Yep, that's right. This second installment in my four-part series* focuses on our beloved chocolate. But wait - before you cover your eyes and run screaming from the computer - calm down. Sit, relax, and read. Don't worry, I'll show you how you can enjoy this delicious confection with a clear conscience.
* In case you missed it, you might want to read part one first.
Consumers in the United States alone spend $13 billion per year on chocolate, an understandable indulgence given its luscious flavor and its unique power to calm many of us in times of crisis. :-) But what are the hidden costs of our love affair with chocolate? Let's take a closer look.
70% of the world's cocoa is supplied by West Africa, a country where poverty is widespread and child slavery and labor abuses are rampant. A major contributing factor to these horrible problems are the low prices farm workers are paid by companies like M&M/Mars, the largest chocolate company in the world.
West African cocoa plantation laborers are paid between $30 and $108 per year; these astonishingly low wages, combined with the lack of human-rights standards enforced by the large chocolate companies, has resulted in a huge exploitation and abuse problem for the most vulnerable workers - the children.
According to the US State Department, there are currently 284,000 children in abusive child-labor conditions in West Africa. Thousands of these children have been trafficked into the area and live in slavery.
What can you do to help? Well, the answer is the same as for bananas; money talks, so be sure that your hard-earned dollars are only being spent on fair trade certified cocoa and chocolate products.
(made right here in lil' old Humboldt County)
"The key to Fair-Trade-Certified cocoa is that it is grown by small farmers, enabling them to build a better future for their families," says Adrienne Fitch-Frankel, Fair Trade Campaign Director of Global Exchange. "The Fair Trade system gives [workers] the pride and dignity of being independent, sustaining their own farms. This is a quantum leap from being a worker on a plantation."
According to TransFair USA, Fair Trade Certification assures that the following responsible, sustainable business practices are in place:
- Fair wages
- Better labor conditions (safer conditions, no enforced child labor)
- Direct trade, eliminating exploitative middlemen
- Democratic and transparent organizations

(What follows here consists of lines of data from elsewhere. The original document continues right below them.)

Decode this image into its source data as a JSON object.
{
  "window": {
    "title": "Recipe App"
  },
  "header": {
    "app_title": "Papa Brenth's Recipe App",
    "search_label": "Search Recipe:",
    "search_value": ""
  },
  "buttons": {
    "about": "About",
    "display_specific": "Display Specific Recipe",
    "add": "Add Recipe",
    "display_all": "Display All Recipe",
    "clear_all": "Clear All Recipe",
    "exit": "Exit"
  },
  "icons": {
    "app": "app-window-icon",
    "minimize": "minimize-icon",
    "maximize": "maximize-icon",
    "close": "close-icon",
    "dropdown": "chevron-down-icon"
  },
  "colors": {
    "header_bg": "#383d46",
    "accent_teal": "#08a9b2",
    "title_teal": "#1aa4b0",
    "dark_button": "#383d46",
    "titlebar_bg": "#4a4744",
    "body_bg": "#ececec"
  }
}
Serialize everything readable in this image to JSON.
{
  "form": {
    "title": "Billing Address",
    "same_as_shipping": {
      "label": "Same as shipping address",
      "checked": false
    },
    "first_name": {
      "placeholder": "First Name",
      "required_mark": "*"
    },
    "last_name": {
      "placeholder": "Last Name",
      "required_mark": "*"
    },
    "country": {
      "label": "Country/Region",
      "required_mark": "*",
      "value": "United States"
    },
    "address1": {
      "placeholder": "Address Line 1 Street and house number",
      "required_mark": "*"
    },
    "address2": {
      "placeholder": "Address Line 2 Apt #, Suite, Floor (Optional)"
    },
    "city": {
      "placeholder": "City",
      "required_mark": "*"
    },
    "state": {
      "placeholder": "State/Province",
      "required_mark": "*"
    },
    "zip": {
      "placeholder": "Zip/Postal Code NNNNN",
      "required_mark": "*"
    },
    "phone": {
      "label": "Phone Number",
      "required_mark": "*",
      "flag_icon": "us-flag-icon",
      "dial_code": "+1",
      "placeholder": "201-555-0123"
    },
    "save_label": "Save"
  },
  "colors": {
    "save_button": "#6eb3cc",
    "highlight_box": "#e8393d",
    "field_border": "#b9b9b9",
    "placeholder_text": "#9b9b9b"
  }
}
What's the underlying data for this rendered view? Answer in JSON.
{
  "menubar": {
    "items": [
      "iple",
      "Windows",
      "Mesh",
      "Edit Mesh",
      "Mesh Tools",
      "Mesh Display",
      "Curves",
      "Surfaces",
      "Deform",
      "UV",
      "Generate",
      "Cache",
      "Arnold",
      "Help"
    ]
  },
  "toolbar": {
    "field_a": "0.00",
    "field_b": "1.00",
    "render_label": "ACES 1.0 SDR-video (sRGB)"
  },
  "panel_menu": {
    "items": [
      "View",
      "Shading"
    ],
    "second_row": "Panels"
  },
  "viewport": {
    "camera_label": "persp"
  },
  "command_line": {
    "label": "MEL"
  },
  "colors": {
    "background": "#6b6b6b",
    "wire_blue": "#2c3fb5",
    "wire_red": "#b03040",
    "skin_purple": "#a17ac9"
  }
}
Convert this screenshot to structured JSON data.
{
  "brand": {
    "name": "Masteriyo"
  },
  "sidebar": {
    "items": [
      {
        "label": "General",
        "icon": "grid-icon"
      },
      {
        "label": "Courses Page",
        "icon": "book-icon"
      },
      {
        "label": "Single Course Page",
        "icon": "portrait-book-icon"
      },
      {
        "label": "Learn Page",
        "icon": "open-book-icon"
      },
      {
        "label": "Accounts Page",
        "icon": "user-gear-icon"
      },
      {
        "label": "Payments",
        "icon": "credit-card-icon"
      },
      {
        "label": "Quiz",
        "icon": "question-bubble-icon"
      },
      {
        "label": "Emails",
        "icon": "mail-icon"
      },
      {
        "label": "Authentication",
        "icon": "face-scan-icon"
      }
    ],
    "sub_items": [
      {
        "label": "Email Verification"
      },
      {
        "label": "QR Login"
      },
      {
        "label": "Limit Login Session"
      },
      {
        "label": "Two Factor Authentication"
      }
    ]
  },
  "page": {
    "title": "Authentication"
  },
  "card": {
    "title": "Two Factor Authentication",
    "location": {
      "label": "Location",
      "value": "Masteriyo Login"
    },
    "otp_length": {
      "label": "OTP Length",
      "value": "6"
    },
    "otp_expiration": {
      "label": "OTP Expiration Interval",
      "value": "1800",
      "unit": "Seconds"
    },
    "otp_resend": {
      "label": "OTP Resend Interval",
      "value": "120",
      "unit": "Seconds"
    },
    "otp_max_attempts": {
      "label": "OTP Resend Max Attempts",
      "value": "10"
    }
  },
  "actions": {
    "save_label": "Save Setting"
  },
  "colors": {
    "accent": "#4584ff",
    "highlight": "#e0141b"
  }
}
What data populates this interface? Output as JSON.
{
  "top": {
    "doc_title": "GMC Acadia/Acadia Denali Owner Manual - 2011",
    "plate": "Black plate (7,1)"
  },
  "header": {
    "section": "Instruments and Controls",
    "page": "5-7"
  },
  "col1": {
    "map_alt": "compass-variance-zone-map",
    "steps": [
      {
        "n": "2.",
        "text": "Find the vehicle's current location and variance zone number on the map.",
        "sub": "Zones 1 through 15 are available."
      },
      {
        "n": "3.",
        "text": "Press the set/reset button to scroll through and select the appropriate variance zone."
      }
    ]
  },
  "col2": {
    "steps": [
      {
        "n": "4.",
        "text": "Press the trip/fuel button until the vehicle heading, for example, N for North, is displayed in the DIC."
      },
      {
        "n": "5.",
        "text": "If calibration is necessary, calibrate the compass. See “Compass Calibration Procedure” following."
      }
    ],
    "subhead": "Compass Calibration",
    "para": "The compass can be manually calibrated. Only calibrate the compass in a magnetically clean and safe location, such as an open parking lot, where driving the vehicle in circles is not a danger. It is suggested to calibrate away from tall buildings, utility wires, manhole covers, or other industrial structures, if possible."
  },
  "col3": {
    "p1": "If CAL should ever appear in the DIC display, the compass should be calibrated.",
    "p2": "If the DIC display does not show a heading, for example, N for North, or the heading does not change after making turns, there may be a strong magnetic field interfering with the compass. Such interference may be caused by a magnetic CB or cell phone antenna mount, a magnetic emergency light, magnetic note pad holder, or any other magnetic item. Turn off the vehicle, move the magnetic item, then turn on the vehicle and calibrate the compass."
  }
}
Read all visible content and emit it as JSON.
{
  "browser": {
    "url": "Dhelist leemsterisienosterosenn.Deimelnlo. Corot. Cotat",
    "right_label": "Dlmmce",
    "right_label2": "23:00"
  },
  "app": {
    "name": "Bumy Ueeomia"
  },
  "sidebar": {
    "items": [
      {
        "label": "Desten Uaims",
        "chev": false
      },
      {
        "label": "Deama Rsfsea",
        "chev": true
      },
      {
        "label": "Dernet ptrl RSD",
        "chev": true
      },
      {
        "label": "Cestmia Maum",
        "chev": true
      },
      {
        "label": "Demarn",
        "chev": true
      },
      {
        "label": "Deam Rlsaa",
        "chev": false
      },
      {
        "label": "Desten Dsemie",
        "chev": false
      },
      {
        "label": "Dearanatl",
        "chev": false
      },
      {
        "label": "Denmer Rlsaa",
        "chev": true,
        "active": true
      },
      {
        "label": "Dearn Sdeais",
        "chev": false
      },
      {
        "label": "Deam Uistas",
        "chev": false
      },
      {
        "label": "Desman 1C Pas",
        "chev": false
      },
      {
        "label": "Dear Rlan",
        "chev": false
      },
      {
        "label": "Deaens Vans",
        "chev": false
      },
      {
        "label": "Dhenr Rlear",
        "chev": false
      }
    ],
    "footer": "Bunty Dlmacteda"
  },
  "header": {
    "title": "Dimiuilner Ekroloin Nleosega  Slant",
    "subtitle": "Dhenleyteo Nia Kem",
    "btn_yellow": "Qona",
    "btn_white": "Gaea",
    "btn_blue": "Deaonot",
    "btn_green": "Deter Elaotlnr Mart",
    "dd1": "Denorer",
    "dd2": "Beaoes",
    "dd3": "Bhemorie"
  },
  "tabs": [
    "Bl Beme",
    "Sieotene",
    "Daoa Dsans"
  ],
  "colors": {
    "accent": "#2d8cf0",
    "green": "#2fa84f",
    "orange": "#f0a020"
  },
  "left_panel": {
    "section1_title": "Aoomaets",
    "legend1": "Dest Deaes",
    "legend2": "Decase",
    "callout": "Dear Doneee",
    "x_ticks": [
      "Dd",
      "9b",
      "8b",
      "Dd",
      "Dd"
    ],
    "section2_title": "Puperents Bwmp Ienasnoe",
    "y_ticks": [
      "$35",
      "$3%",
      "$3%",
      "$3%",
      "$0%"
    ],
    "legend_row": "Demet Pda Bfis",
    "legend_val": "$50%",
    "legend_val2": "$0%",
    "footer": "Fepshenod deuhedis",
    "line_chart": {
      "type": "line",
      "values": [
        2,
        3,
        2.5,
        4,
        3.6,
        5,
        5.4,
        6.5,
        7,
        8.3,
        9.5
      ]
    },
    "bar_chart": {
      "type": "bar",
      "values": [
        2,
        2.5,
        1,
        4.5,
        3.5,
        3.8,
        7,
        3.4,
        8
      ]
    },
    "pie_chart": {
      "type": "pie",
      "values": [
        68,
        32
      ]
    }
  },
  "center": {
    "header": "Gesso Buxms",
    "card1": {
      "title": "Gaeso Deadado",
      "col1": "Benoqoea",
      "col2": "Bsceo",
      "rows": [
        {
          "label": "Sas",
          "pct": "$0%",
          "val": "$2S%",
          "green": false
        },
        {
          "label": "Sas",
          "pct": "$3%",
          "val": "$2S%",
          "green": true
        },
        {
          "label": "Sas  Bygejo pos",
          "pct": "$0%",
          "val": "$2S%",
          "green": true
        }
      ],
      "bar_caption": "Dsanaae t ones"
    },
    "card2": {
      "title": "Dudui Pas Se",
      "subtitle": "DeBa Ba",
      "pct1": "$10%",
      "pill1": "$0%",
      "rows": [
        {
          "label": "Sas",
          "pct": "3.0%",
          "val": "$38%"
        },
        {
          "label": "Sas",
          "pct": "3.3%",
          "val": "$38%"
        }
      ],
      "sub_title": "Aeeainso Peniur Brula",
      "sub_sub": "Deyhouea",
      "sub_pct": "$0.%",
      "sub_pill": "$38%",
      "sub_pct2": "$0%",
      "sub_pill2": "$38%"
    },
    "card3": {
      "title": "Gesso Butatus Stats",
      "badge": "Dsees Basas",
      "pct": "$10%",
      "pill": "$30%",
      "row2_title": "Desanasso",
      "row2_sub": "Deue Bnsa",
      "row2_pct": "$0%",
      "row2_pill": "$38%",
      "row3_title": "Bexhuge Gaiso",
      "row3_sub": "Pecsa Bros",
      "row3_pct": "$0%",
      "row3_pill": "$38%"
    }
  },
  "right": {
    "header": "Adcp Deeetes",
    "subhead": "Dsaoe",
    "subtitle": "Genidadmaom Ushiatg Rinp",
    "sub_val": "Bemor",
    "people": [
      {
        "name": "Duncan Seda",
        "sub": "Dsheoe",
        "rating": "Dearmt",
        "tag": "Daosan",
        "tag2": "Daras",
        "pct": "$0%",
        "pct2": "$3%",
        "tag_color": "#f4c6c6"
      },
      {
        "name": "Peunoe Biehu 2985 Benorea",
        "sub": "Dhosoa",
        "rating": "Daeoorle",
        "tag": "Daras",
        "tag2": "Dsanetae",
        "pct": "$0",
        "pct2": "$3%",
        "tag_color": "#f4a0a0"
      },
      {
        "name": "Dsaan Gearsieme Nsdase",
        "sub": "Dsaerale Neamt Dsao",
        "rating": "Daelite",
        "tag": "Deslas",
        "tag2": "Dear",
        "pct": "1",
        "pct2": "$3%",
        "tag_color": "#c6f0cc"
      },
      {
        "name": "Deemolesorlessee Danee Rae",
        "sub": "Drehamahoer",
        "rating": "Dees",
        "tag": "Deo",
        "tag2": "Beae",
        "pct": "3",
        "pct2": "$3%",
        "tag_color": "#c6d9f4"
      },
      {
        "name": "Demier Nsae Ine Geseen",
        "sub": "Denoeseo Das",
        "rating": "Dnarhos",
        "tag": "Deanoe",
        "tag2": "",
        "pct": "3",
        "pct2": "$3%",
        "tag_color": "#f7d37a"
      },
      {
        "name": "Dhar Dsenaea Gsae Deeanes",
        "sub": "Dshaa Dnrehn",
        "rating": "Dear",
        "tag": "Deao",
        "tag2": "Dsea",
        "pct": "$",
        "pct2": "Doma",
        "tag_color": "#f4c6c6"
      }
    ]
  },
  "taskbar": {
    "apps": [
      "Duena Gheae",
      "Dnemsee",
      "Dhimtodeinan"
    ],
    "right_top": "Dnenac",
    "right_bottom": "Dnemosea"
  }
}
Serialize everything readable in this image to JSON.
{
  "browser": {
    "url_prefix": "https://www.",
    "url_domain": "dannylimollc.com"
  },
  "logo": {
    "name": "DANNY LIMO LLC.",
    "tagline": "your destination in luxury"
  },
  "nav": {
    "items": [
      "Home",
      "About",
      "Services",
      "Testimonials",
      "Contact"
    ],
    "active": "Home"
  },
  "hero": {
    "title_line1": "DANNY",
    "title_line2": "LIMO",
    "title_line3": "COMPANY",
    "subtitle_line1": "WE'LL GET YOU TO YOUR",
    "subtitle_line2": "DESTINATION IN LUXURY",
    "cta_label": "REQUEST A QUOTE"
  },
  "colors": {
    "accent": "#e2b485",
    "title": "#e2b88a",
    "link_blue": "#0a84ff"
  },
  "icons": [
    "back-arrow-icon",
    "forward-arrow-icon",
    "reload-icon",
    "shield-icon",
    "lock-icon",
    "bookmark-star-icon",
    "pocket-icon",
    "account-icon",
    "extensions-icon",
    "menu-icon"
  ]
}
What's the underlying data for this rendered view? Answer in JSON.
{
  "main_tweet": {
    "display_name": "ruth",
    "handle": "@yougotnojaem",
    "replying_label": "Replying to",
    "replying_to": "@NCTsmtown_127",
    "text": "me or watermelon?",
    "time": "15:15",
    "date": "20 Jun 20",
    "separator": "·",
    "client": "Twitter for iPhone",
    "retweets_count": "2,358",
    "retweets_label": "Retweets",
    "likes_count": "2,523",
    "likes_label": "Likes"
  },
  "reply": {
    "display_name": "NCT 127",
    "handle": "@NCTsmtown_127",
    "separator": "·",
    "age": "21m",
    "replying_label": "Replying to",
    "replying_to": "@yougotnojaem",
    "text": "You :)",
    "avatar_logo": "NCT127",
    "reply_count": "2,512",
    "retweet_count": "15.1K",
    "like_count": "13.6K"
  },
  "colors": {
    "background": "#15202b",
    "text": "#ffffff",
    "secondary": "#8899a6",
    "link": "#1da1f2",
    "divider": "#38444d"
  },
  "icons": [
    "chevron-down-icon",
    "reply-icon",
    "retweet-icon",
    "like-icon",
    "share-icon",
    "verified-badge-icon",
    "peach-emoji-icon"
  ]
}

- Community development
- Environmental sustainability
Once again, the information in this post came from the Jan-Feb '09 issue of VegNews magazine (see Food, Inc., beginning on page 40).